    NBC Nightly News’ “Dangerous Device” reports are the product of a yearlong investigation into surgically implanted medical devices that our research linked to at least 39 deaths and hundreds of injuries. Our investigation, which prompted a U.S. Senate inquiry, uncovered a forgery submitted to the federal government, and revealed that the device’s maker knew early on that its product -- and the model that replaced it -- had potentially fatal flaws. Still, the company decided not to recall these devices from the market. [P1: http://www.nbcnews.com/nightly-news/video/medical-device-to-prevent-blood-clots-associated-with-27-fatalities-518273603659] [P2: http://www.nbcnews.com/nightly-news/video/did-manufacturer-of-medical-device-linked-to-27-deaths-ignore-safety-concerns--519077443933] [P3: http://www.nbcnews.com/nightly-news/video/re-designed-heart-medical-device-linked-to-at-least-a-dozen-deaths-594261059962]
  • The Dennis Hastert Scandal

    When U.S. prosecutors indicted Dennis Hastert last spring for violating obscure financial regulations connected to payments of more than a million dollars to an unnamed individual, this exclusive Brian Ross investigation exposed the true story behind the charges. Recalling a tip from 10 years earlier that came by fax during their reporting of the Mark Foley congressional page scandal, ABC News Chief Investigative Correspondent Brian Ross and Chief Investigative Producer Rhonda Schwartz located and convinced a key source to finally go public.
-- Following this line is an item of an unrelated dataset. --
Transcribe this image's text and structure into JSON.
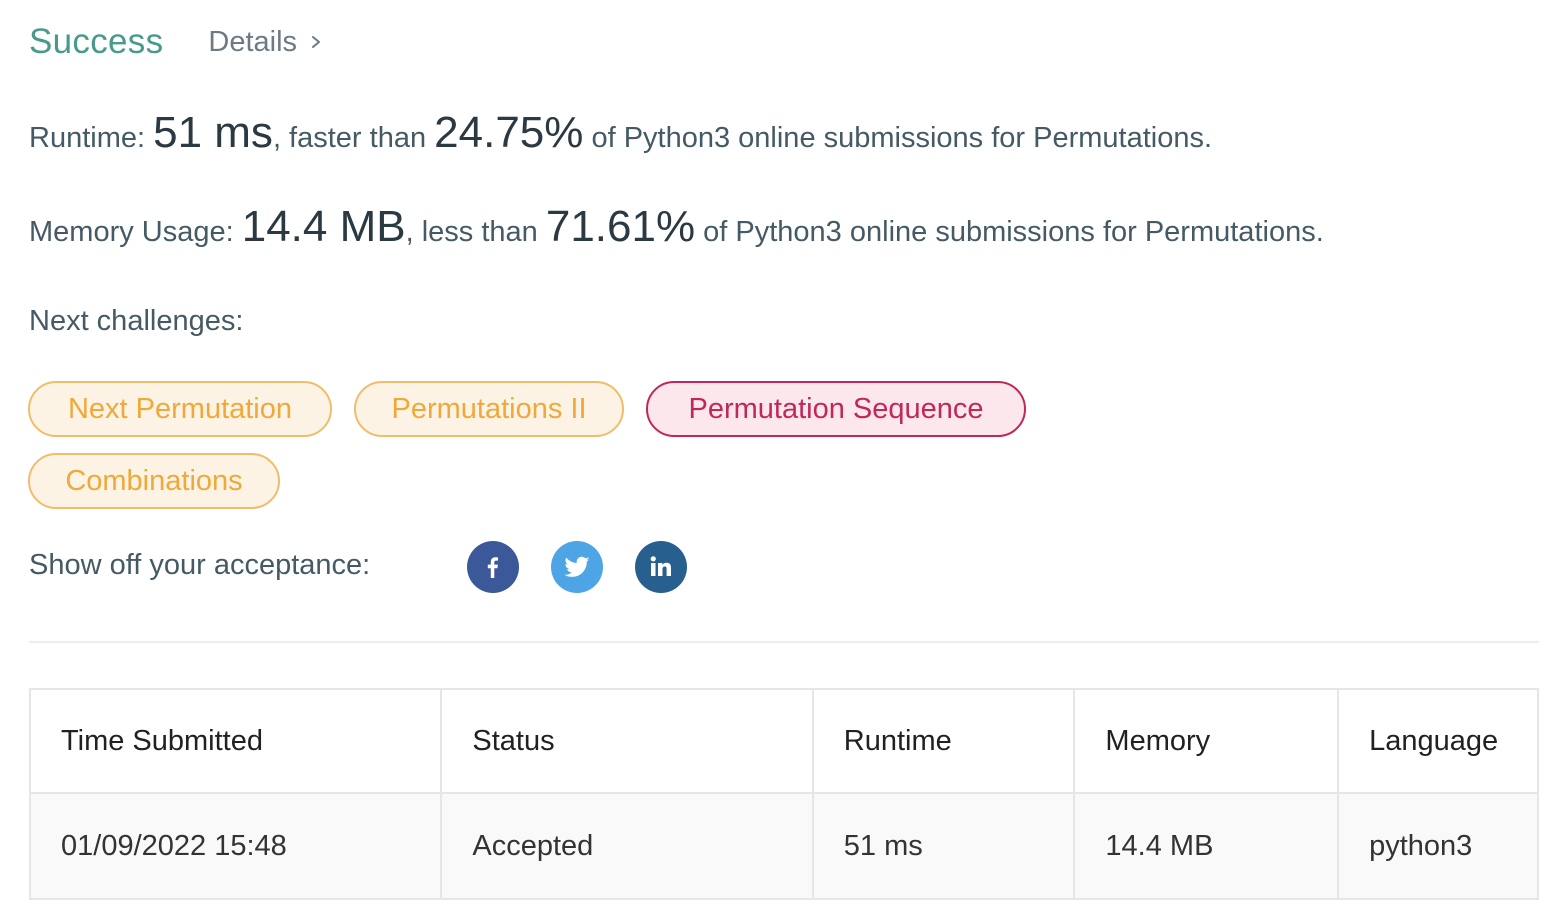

In an exclusive interview, Jolene Burdge revealed that her now-deceased brother had been molested in his teens by Hastert, his high school wrestling coach and that there were likely other victims. While her brother never received money from Hastert, Burdge’s story helped to explain the mystery of why Hastert had been caught trying to cover up more than a million dollars of payments in hush money. http://abcnews.go.com/US/video/exclusive-woman-hastert-abused-brother-high-school-31581732 http://video-cdn.abcnews.com/160114_ire_broadcast_video_large_hastert.mp4
  • Remington Under Fire: The Reckoning

    A new investigation reveals how America’s oldest gun company has used and allegedly abused the courts to hide an alleged design defect in its most popular product. At least two dozen deaths and hundreds of injuries have been linked to inadvertent firings of Remington’s Model 700 bolt-action rifle. The investigation, which builds on CNBC’s previous reporting on the Remington Arms Company, also reveals how other companies in a wide variety of industries are using similar tactics to hide potentially life saving information from the public. http://www.cnbc.com/2015/12/08/deadly-secrets-companies-using-courts-at-your-peril.html http://www.cnbc.com/remington-under-fire/ http://www.cnbc.com/2015/12/08/want-your-remington-gun-fixed-heres-what-you-need-to-know.html http://www.cnbc.com/2015/12/08/remington-under-fire-the-reckoning.html http://www.cnbc.com/2015/12/19/under-oath-inventor-of-controversial-remington-trigger-speaks.html http://www.cnbc.com/2015/12/08/defective-or-not-the-government-cant-recall-your-gun.html
  • ABC News Investigation Uncovers Hundreds of New Vehicles Across the U.S. Sold with Open Safety Recalls

    In this hidden-camera investigation, ABC News went undercover and bought a brand new truck with an open safety recall. ABC News also found that hundreds of vehicles from various automakers were sold illegally with open recalls at more than 100 dealerships across the United States. The story was broadcast on Good Morning America, World News Tonight and Nightline as well as ABC News digital.We are entering both the Nightline and GMA versions of the story. http://abcnewsvod.com.edgesuite.net/abcnews/2016/01/150319_gma_benitez_test_2500.mp4 http://abcnewsvod.com.edgesuite.net/abcnews/2015/03/150320_ntl_car_1252_2500.mp4